PEIA reserve funds are projected to reach 25.6 percent of overall annual expenses by June 30, 2020, well above the 14 percent recommended reserve the agency attempts to maintain, creating an estimated $26.5 million surplus that PEIA will be able to put toward the 2020-21 plan year, executive director Ted Cheatham told the Joint Committee on Government and Finance Tuesday.

“We do have every intention to spend down both the state [employee] and non-state reserves,” he said.

That should help PEIA get through the 2021-22 plan year without needing additional general revenue funding, beyond continuing to spend down $105 million of 2018-19 budget surplus the Legislature transferred into a PEIA “rainy day” fund earlier this year.

PEIA, the state-managed health insurance plan for public school and state employees, as well as some municipal and county employees, is currently conducting public hearings on the proposed 2020-21 benefits plan, a plan that proposes no premium increases and no cuts in benefits for the plan year.

The PEIA Finance Committee is expected to approve the plan, which goes into effect July 1, 2020, in December.

Also during the Joint Committee meeting:

n Investment Management Board Executive Director Craig Slaughter advised state investments grew by 1.5 percent in September, bringing earnings for the 2019-20 budget year up to 1.0 percent.

And while October and early November have seen reasonably good returns, Slaughter advised, “The long run is that expectations should be muted for all returns.”

n State Insurance Commissioner James Dodrill said the commission is closely monitoring the Murray Energy bankruptcy to ensure the coal giant continues to pay Workers’ Compensation and other insurance premiums on its employees.

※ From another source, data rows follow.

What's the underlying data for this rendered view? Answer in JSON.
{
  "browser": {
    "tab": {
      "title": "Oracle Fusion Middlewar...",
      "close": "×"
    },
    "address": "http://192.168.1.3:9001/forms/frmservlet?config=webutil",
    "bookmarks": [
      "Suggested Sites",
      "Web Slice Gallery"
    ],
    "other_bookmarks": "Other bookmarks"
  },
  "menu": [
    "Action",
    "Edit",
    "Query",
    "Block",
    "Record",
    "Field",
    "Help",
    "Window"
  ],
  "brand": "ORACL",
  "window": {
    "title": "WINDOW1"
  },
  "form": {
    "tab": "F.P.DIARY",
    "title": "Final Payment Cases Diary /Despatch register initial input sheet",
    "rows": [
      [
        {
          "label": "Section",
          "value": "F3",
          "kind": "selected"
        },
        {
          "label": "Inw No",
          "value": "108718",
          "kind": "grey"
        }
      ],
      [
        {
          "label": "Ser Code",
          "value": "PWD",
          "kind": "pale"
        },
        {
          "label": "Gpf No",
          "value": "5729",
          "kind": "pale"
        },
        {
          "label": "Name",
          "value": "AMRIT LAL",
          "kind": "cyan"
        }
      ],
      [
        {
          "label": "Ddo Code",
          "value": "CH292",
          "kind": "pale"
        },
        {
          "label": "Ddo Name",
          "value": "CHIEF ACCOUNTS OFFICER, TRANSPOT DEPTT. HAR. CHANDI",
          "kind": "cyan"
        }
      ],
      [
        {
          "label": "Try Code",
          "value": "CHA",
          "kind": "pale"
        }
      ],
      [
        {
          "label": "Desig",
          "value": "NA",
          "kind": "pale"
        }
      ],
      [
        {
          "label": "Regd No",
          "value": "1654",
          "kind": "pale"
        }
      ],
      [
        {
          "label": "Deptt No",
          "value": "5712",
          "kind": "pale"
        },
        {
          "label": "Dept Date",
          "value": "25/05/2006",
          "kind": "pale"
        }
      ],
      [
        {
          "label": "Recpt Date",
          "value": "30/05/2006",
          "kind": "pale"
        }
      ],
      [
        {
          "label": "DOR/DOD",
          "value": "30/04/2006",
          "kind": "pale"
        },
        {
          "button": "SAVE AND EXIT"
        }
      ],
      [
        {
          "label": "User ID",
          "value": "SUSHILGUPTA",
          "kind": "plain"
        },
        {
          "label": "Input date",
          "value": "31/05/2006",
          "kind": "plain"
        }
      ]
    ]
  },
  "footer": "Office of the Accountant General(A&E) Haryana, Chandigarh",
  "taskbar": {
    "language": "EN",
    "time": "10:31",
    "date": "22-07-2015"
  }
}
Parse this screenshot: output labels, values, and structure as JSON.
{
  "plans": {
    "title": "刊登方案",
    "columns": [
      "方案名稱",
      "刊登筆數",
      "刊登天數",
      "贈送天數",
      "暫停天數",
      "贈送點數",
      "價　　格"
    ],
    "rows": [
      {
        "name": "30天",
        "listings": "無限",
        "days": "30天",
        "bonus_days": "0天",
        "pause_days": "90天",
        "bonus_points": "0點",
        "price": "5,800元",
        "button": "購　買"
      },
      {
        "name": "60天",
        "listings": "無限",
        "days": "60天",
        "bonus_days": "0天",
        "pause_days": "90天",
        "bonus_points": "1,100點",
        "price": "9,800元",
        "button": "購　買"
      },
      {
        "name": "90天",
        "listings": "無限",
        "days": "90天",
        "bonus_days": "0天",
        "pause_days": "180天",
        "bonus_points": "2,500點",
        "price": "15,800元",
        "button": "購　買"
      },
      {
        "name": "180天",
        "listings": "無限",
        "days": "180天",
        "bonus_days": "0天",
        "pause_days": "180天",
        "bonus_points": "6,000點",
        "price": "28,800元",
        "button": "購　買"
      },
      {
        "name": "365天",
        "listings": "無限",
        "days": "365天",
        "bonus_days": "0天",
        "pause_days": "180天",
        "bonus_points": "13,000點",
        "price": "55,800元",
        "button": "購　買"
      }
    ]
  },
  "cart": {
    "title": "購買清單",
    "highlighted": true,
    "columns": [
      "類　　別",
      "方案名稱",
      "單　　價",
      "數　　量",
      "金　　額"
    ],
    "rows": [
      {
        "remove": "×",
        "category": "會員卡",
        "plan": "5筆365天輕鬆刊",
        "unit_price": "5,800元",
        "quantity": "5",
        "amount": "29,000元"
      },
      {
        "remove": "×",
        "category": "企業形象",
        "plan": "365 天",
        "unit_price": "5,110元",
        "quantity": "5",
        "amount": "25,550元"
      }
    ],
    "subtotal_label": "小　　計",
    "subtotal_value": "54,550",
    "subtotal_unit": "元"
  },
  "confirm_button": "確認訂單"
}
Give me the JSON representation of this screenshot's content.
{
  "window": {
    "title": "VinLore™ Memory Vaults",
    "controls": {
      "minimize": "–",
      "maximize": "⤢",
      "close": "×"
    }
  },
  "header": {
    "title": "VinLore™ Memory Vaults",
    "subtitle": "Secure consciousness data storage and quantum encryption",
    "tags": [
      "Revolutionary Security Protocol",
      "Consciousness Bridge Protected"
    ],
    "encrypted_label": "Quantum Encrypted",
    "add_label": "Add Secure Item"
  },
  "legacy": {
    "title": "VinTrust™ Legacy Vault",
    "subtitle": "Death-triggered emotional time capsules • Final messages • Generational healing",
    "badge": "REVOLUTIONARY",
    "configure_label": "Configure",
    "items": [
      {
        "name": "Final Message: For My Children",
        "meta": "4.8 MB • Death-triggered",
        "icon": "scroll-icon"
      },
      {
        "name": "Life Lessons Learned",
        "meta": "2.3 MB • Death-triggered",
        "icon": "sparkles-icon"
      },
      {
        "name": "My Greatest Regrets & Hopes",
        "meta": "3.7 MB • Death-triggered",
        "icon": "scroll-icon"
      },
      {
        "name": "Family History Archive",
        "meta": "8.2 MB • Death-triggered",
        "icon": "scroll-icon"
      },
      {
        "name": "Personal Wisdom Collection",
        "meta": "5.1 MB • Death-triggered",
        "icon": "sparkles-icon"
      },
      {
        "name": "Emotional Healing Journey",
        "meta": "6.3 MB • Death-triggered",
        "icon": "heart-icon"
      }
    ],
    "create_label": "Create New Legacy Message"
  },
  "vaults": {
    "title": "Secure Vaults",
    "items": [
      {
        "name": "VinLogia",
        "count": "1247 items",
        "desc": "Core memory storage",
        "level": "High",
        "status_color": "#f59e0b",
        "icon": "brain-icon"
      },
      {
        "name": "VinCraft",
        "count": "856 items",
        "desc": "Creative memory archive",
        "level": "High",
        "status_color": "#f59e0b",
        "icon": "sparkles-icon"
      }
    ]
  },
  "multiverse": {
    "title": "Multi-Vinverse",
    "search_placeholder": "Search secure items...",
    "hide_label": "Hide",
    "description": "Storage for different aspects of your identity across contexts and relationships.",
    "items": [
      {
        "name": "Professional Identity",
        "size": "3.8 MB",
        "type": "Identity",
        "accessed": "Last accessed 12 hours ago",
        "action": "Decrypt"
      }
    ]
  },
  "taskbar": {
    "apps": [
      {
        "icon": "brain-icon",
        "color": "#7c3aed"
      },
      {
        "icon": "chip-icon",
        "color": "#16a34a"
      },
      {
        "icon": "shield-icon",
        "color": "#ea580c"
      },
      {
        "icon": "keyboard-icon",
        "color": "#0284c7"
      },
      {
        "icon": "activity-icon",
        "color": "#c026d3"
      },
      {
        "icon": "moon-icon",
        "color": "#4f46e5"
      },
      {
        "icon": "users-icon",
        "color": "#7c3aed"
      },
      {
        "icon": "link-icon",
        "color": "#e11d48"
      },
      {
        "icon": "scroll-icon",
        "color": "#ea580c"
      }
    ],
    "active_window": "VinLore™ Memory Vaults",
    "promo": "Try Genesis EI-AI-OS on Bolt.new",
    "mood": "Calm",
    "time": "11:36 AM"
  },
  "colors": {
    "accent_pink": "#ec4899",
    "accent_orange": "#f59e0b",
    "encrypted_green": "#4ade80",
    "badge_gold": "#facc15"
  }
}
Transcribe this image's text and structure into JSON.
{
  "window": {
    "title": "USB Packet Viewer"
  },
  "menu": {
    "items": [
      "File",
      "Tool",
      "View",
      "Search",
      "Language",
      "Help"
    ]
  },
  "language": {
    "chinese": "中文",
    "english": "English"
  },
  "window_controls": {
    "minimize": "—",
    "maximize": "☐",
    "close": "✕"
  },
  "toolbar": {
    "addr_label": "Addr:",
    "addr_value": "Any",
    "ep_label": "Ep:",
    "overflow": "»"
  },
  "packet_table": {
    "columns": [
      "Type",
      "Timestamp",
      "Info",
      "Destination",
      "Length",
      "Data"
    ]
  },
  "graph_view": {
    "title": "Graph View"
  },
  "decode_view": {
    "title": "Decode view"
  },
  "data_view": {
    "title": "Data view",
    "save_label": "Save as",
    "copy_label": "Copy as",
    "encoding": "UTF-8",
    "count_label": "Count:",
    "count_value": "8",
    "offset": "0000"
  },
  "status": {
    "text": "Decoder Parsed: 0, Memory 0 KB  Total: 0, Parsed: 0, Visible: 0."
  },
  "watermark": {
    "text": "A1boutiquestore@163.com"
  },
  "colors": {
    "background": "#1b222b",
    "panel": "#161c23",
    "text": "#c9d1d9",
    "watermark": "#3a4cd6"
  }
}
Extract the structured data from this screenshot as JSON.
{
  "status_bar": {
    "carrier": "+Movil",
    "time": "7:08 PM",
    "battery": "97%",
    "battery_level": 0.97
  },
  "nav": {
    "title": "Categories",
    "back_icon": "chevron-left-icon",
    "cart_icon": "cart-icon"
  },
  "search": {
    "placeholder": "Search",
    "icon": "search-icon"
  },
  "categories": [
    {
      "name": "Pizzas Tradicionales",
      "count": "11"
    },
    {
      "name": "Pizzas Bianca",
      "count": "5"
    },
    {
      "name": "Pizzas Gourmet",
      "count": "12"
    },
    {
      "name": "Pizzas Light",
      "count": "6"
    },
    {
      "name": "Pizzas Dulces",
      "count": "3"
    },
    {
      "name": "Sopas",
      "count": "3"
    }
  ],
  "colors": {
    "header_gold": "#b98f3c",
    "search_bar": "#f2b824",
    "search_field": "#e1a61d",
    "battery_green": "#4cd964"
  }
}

“There are mechanisms in place to make sure benefits owed to employees get paid,” he said.

Reach Phil Kabler at philk@wvgazettemail.com, 304-348-1220 or follow @PhilKabler on Twitter.